Try this as an “artistic” exercise: Collect reams of disconnected data. Stuff them into a blender. Add water. Press the “chop” button. Allow the blender to pulverize the data into a multi-color blend. Extract pieces of said blend with a large turkey baster. Then, squirt it in various-sized dots across a railroad map of the United States.
This is what the National League of Cities (NLC) appears to have done when it created its “interactive map showing the frequency of train derailments across the country.” The map “allows users to see an overview of derailments and dive deeper into details on specific incidents.”
At first glance, the map looks like a collection of bomb detonations ranging from the conventional yet powerful GBU/B Massive Ordnance Air Blast to a nuclear ICBM strike.

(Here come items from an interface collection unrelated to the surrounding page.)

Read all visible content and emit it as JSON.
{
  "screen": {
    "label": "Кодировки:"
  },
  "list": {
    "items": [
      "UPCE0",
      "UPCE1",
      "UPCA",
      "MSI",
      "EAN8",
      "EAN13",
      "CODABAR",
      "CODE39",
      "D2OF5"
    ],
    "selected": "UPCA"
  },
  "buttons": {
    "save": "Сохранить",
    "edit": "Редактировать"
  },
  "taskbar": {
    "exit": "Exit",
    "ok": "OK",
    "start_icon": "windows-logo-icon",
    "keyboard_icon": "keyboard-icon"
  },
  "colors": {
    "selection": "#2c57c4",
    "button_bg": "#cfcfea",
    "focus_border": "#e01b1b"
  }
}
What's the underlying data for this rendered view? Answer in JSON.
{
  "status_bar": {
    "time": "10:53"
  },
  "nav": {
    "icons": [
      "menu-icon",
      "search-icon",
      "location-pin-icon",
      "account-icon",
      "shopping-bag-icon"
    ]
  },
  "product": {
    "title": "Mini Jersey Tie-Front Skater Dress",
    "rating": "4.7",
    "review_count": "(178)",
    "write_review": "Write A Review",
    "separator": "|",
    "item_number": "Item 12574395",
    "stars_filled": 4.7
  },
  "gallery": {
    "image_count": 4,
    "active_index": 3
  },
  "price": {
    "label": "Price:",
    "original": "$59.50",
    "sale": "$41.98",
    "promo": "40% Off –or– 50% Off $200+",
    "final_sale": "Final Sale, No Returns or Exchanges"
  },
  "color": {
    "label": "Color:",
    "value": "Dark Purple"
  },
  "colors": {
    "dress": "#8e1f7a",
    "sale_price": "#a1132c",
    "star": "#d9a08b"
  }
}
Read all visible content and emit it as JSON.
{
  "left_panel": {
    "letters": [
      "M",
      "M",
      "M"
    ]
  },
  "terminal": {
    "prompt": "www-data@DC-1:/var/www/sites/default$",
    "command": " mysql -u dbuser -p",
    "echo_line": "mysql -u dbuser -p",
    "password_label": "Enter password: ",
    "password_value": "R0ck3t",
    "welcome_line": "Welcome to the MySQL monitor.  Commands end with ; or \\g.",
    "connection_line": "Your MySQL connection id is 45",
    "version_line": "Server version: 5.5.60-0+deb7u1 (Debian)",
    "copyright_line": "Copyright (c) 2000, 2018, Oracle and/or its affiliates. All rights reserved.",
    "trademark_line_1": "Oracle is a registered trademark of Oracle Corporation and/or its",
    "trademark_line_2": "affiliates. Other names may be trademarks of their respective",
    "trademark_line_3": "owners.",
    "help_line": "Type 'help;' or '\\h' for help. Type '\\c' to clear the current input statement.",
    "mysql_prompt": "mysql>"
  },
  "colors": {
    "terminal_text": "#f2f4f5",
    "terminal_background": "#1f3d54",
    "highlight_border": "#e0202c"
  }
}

The big picture is scary, clearly meant, in my opinion, to frighten the public into thinking that the U.S. railroad network is a battlefield populated with wrecked trains and human casualties. Oh, the humanity!
NLC notes that its map “displays railroad derailments (what other types are there?) between 2012 and 2023 as compiled by the U.S. Department of Transportation’s Federal Rail (sic.) Administration. The map accounts for all railway networks in the U.S. and the congressional districts where derailments occurred.”
“Our new rail (you mean “railroad,” right?) map shows what local leaders already know to be true—train derailments and safety issues are happening far too often and in far too many places,” NLC says. “Every day in the U.S., an average of three trains derail with as many as half potentially carrying hazardous substances. Communities are calling on Congress to move legislation to ensure that rail moves safely in America.”
Well, they’re not happening “far too often.” The majority of derailments are minor, occurring at low speeds in yards. Nearly 100% of rail-transported hazmat reaches its destination without incident. I suppose none of this is newsworthy …
And by the way, rail doesn’t move (well, it’s not supposed to). Trains move. But enough nitpicky editing.
To create this somewhat pointless piece of pointillism, NLC used Federal Railroad Administration data supplemented by data from ESRI, the U.S. Census Bureau, Congress, the Bureau of Transportation Statistics, EPA, HERE Technologies, Garmin, NOAA and USGS. The data sources are all good, but again, the result is deeply flawed and highly misleading.
I as well as a trusted industry colleague took a “deep dive” into this railroad version of Connect the Dots. It wasn’t easy. Try it out.
Here’s one problem: The map includes Amtrak accidents in addition to freight. The green bomb blasts … er, bubbles, represent derailments with injuries. The larger the size, the greater the number of injuries. When you click on the larger bubbles, it’s clear that a significant share of these larger-injury incidents are Amtrak accidents, such as the big Pennsylvania bubble that represents the 2015 Amtrak Northeast Corridor overspeed wreck that resulted in 8 fatalities and 241 injuries. Amtrak’s 2017 Dupont, Wash. accident is another big green bubble. Both these accidents were PTC-preventable. Since PTC is now in place, using these accidents to call for passage of the Rail Safety Act (an unnecessary piece of legislation) is disingenuous and misleading, since those types of accidents have been addressed.
“Safety conditions today on the railroad network are not what they were 10 years ago,” my colleague accurately points out. “We’ve got PTC, risk reduction programs, greater use of ATI (automated track inspection), improved AskRail access, etc. Putting 10 years’ worth of derailments on one map vs. showing the trend line over the same period makes something from 10 years ago seem just as likely to happen today as it would have in 2012. That’s simply not the case.”
Here’s the Class I main line accident rate trend that is a far better representation of the industry’s safety record. It shows that 2022 had one of the lowest rates ever for such accidents:
I do not understand why the National League of Cities, which works closely with the industry (through the Association of American Railroads) on first-responder/community planning outreach programs, would produce this thing in the first place. What can they be thinking? Politics over substance? Over facts? Over accuracy? It doesn’t serve any real purpose.
So, can we say that the NLC is blowing smoke as well as bubbles?
Any politicians interested in holding hearings on highway accidents and fatalities? I’m told they occur in far greater numbers. According to the National Safety Council, a nonprofit organization founded in 1913 and chartered by the United States Congress in 1953, “In 2021, 5,700 large trucks were involved in a fatal crash, an 18% increase from 2020 and a 49% increase in the past 10 years.
“The involvement rate per 100 million large-truck miles traveled is up 7% from 2020, and up 22% in the last 10 years. Large trucks are defined as any medium or heavy truck, not including buses and motor homes, with a gross vehicle weight rating greater than 10,000 pounds. Both commercial and non-commercial vehicles are included. Large trucks accounted for 9% of all vehicles involved in fatal crashes, 5% of all registered vehicles, and 10% of total vehicle miles traveled.”